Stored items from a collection
◆ ◆ ◆ ◆

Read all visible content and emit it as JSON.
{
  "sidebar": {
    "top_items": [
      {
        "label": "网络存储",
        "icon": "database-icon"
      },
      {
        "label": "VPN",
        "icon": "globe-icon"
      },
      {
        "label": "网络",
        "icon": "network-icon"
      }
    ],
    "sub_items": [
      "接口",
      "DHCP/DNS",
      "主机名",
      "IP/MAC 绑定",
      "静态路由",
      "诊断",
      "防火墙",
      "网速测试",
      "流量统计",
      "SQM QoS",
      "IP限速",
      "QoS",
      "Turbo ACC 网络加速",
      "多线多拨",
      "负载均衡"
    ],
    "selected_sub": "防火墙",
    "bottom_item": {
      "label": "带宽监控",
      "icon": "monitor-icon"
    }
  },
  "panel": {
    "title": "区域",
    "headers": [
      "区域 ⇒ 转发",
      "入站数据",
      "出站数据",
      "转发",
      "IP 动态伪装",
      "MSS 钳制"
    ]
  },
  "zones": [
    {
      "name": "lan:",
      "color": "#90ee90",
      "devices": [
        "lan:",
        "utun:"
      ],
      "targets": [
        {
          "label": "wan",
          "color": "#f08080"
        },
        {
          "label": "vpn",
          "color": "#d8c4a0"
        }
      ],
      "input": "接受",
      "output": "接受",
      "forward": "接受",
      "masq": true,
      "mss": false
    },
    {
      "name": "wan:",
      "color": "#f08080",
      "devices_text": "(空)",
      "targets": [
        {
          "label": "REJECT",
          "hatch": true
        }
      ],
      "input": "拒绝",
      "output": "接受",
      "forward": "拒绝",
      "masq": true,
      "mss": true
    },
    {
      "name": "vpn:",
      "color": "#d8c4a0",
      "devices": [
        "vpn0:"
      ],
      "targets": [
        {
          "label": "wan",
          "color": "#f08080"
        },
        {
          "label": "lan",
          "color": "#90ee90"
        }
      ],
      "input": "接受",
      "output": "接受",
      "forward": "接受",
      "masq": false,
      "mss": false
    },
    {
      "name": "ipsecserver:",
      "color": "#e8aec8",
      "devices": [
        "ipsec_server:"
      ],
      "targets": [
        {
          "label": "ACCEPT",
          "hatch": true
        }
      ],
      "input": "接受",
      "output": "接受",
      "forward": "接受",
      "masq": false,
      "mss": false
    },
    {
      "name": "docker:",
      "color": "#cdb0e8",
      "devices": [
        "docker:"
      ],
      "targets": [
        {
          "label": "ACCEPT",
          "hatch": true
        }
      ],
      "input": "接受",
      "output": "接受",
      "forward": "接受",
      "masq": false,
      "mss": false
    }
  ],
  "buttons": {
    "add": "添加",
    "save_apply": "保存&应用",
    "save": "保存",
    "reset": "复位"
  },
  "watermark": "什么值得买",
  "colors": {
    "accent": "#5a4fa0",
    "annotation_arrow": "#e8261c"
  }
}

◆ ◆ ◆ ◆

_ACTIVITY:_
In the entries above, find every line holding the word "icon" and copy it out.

_EXERCISE OUTPUT:_
        "icon": "database-icon"
        "icon": "globe-icon"
        "icon": "network-icon"
      "icon": "monitor-icon"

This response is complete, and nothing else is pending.